■ To do
Without changing anything, output the records below.

■ Excerpted records
※ ※ ※

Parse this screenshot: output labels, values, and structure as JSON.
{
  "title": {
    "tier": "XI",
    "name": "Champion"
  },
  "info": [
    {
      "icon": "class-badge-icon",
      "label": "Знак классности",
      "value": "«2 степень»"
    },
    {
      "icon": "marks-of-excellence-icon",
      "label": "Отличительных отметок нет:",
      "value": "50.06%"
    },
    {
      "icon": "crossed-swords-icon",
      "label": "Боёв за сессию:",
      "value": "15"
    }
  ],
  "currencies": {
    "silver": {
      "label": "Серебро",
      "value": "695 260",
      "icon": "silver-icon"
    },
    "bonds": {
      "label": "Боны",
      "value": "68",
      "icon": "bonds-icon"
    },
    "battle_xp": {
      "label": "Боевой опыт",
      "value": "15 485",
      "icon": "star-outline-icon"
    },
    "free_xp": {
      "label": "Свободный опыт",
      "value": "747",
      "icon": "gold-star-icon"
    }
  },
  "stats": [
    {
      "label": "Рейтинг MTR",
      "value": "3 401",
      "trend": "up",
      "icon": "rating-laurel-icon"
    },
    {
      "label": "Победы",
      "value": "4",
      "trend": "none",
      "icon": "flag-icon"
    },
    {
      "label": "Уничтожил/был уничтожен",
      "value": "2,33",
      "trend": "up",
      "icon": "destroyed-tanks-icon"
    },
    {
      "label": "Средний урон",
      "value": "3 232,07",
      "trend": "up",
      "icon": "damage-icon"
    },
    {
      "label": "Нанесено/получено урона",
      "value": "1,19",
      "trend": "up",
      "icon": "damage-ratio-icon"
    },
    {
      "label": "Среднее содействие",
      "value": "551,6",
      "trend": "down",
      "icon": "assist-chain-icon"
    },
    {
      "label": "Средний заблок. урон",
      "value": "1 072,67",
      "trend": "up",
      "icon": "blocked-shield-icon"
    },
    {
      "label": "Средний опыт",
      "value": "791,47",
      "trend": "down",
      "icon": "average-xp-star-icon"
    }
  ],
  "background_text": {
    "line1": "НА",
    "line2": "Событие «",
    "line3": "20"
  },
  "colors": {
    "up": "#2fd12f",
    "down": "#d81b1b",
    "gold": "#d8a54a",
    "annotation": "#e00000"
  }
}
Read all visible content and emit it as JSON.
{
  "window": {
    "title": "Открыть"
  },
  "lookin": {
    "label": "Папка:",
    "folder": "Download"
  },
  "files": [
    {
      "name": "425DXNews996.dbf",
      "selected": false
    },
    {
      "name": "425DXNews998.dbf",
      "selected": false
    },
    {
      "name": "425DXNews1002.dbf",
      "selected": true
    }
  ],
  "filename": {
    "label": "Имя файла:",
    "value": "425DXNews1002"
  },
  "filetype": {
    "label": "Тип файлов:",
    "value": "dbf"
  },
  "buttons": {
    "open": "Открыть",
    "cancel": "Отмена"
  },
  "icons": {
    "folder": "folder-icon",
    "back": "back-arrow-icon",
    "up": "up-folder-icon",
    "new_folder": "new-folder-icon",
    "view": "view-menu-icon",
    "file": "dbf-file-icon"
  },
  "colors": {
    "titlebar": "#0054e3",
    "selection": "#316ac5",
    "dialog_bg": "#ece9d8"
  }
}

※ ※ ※

■ Completed task
Parse this screenshot: output labels, values, and structure as JSON.
{
  "title": {
    "tier": "XI",
    "name": "Champion"
  },
  "info": [
    {
      "icon": "class-badge-icon",
      "label": "Знак классности",
      "value": "«2 степень»"
    },
    {
      "icon": "marks-of-excellence-icon",
      "label": "Отличительных отметок нет:",
      "value": "50.06%"
    },
    {
      "icon": "crossed-swords-icon",
      "label": "Боёв за сессию:",
      "value": "15"
    }
  ],
  "currencies": {
    "silver": {
      "label": "Серебро",
      "value": "695 260",
      "icon": "silver-icon"
    },
    "bonds": {
      "label": "Боны",
      "value": "68",
      "icon": "bonds-icon"
    },
    "battle_xp": {
      "label": "Боевой опыт",
      "value": "15 485",
      "icon": "star-outline-icon"
    },
    "free_xp": {
      "label": "Свободный опыт",
      "value": "747",
      "icon": "gold-star-icon"
    }
  },
  "stats": [
    {
      "label": "Рейтинг MTR",
      "value": "3 401",
      "trend": "up",
      "icon": "rating-laurel-icon"
    },
    {
      "label": "Победы",
      "value": "4",
      "trend": "none",
      "icon": "flag-icon"
    },
    {
      "label": "Уничтожил/был уничтожен",
      "value": "2,33",
      "trend": "up",
      "icon": "destroyed-tanks-icon"
    },
    {
      "label": "Средний урон",
      "value": "3 232,07",
      "trend": "up",
      "icon": "damage-icon"
    },
    {
      "label": "Нанесено/получено урона",
      "value": "1,19",
      "trend": "up",
      "icon": "damage-ratio-icon"
    },
    {
      "label": "Среднее содействие",
      "value": "551,6",
      "trend": "down",
      "icon": "assist-chain-icon"
    },
    {
      "label": "Средний заблок. урон",
      "value": "1 072,67",
      "trend": "up",
      "icon": "blocked-shield-icon"
    },
    {
      "label": "Средний опыт",
      "value": "791,47",
      "trend": "down",
      "icon": "average-xp-star-icon"
    }
  ],
  "background_text": {
    "line1": "НА",
    "line2": "Событие «",
    "line3": "20"
  },
  "colors": {
    "up": "#2fd12f",
    "down": "#d81b1b",
    "gold": "#d8a54a",
    "annotation": "#e00000"
  }
}
Read all visible content and emit it as JSON.
{
  "window": {
    "title": "Открыть"
  },
  "lookin": {
    "label": "Папка:",
    "folder": "Download"
  },
  "files": [
    {
      "name": "425DXNews996.dbf",
      "selected": false
    },
    {
      "name": "425DXNews998.dbf",
      "selected": false
    },
    {
      "name": "425DXNews1002.dbf",
      "selected": true
    }
  ],
  "filename": {
    "label": "Имя файла:",
    "value": "425DXNews1002"
  },
  "filetype": {
    "label": "Тип файлов:",
    "value": "dbf"
  },
  "buttons": {
    "open": "Открыть",
    "cancel": "Отмена"
  },
  "icons": {
    "folder": "folder-icon",
    "back": "back-arrow-icon",
    "up": "up-folder-icon",
    "new_folder": "new-folder-icon",
    "view": "view-menu-icon",
    "file": "dbf-file-icon"
  },
  "colors": {
    "titlebar": "#0054e3",
    "selection": "#316ac5",
    "dialog_bg": "#ece9d8"
  }
}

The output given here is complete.